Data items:
━━━━

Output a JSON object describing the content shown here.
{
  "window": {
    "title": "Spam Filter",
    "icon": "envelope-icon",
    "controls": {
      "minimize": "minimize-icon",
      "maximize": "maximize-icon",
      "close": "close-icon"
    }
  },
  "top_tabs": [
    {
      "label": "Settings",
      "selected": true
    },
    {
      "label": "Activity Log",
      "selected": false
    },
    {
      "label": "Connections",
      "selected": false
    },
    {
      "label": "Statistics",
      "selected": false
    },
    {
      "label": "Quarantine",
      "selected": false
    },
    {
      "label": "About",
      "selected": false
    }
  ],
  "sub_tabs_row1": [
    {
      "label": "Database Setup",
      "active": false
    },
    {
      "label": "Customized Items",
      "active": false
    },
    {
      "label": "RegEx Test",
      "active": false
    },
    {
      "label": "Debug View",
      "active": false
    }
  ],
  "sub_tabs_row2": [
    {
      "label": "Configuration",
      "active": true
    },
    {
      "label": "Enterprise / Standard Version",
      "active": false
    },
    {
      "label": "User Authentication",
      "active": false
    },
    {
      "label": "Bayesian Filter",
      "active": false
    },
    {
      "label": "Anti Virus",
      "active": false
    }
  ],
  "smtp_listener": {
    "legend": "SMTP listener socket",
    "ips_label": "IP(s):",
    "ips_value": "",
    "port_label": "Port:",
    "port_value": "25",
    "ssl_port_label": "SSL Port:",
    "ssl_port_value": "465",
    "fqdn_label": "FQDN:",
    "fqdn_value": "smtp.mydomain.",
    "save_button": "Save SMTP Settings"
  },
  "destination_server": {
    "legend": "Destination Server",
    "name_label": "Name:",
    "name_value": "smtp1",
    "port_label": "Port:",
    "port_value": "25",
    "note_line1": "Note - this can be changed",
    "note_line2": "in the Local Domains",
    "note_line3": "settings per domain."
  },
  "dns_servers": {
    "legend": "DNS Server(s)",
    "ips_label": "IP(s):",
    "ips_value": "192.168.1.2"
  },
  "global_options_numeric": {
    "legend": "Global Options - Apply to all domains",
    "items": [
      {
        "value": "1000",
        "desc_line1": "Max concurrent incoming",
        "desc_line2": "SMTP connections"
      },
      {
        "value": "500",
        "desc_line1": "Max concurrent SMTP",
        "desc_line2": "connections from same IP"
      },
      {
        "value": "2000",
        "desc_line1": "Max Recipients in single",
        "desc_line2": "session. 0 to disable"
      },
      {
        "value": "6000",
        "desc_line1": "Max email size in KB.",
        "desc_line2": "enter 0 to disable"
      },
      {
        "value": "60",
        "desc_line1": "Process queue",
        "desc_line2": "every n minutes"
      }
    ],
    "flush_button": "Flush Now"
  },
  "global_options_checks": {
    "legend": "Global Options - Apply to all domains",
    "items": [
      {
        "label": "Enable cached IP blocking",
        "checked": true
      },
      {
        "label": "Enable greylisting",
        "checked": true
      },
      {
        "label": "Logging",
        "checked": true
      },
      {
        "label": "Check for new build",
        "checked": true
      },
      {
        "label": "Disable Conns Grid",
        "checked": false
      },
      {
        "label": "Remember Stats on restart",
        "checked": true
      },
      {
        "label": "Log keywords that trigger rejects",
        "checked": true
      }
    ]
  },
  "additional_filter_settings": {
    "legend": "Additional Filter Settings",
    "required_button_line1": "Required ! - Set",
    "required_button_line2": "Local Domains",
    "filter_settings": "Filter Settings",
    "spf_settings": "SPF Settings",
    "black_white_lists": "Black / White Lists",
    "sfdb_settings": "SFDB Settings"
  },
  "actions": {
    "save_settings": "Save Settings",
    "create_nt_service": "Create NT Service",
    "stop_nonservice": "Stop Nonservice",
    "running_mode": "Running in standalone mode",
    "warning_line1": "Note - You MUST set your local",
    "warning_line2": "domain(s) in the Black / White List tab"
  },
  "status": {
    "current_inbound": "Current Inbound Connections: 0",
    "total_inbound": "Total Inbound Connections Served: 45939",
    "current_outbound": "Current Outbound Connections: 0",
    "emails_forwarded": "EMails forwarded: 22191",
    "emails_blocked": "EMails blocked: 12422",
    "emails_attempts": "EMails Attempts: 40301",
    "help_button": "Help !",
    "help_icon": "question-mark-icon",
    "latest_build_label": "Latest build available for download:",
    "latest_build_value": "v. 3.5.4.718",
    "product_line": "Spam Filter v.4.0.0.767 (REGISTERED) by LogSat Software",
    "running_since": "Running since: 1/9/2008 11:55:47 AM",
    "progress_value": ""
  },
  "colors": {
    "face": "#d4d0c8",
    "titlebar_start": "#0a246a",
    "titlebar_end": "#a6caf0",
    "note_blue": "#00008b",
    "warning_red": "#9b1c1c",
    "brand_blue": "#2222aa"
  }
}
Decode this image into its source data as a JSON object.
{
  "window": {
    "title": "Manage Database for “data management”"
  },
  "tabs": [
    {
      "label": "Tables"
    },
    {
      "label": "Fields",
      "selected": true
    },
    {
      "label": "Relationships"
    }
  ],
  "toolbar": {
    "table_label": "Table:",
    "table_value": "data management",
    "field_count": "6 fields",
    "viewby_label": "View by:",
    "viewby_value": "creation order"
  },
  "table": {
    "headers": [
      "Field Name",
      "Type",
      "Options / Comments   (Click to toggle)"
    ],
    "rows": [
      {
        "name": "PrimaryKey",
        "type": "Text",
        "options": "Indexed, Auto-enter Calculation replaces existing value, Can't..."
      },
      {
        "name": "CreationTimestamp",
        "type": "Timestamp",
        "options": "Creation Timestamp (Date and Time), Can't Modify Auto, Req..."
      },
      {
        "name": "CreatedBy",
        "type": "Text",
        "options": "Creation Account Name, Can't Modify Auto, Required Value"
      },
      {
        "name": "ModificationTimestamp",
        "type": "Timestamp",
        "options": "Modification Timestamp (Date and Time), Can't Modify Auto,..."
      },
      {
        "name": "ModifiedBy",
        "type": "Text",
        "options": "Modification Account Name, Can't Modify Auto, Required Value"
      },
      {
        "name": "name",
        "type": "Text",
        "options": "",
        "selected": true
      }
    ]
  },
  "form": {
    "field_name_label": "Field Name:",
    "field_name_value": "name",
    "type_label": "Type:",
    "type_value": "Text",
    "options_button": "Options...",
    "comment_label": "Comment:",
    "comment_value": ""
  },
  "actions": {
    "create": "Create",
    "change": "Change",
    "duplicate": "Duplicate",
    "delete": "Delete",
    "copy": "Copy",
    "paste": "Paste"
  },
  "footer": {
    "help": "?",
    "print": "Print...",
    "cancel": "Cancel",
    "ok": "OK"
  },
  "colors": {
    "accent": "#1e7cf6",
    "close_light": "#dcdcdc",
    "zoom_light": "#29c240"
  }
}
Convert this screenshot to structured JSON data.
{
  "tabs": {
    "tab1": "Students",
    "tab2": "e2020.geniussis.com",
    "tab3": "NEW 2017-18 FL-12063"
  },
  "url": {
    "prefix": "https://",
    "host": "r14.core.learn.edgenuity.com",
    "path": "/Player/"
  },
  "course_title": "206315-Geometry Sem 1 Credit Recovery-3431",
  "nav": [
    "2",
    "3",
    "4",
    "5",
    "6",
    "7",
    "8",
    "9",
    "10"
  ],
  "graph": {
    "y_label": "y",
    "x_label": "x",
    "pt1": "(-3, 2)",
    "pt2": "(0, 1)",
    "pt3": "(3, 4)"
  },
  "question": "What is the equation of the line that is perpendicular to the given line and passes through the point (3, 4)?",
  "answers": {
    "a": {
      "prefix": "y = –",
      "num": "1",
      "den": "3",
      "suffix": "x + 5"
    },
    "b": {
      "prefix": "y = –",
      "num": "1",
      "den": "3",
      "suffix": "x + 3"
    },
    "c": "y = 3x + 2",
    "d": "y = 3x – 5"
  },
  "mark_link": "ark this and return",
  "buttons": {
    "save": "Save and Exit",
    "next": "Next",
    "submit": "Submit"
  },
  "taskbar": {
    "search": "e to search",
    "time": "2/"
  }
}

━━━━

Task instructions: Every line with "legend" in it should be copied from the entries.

Answer below:
    "legend": "SMTP listener socket",
    "legend": "Destination Server",
    "legend": "DNS Server(s)",
    "legend": "Global Options - Apply to all domains",
    "legend": "Global Options - Apply to all domains",
    "legend": "Additional Filter Settings",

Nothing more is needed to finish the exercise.